What the exercise asks: Scan the listing below and copy each line holding the word "Track".

Data in this exercise:
··········

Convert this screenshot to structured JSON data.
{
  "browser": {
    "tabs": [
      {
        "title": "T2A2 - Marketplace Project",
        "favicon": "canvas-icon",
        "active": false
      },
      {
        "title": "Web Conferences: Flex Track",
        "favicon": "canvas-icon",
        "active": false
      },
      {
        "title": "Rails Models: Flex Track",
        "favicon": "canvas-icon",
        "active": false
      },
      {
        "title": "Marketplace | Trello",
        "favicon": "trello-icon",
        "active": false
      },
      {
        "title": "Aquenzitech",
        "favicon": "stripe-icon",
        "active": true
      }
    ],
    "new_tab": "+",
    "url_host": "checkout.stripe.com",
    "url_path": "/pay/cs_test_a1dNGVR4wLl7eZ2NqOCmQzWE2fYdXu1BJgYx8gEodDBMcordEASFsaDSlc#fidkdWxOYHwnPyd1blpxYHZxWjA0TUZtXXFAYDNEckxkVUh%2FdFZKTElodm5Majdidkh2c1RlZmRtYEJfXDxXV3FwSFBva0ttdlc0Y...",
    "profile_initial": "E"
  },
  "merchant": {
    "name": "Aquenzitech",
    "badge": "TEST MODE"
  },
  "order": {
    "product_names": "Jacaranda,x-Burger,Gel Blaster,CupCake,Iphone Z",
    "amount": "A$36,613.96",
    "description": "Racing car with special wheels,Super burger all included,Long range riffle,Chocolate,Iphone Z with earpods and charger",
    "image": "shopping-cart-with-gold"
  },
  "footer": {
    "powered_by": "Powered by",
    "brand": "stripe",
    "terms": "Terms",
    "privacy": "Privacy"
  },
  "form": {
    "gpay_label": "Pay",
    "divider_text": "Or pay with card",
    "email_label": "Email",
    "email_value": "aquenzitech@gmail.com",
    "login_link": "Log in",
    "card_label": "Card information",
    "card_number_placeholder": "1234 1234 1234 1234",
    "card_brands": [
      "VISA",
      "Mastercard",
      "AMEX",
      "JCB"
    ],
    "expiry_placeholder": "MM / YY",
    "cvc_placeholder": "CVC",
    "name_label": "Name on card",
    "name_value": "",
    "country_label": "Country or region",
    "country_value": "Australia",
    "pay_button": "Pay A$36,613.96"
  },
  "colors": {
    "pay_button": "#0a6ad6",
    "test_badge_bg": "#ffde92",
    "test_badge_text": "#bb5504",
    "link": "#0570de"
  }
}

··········

Answer to this problem:
        "title": "Web Conferences: Flex Track",
        "title": "Rails Models: Flex Track",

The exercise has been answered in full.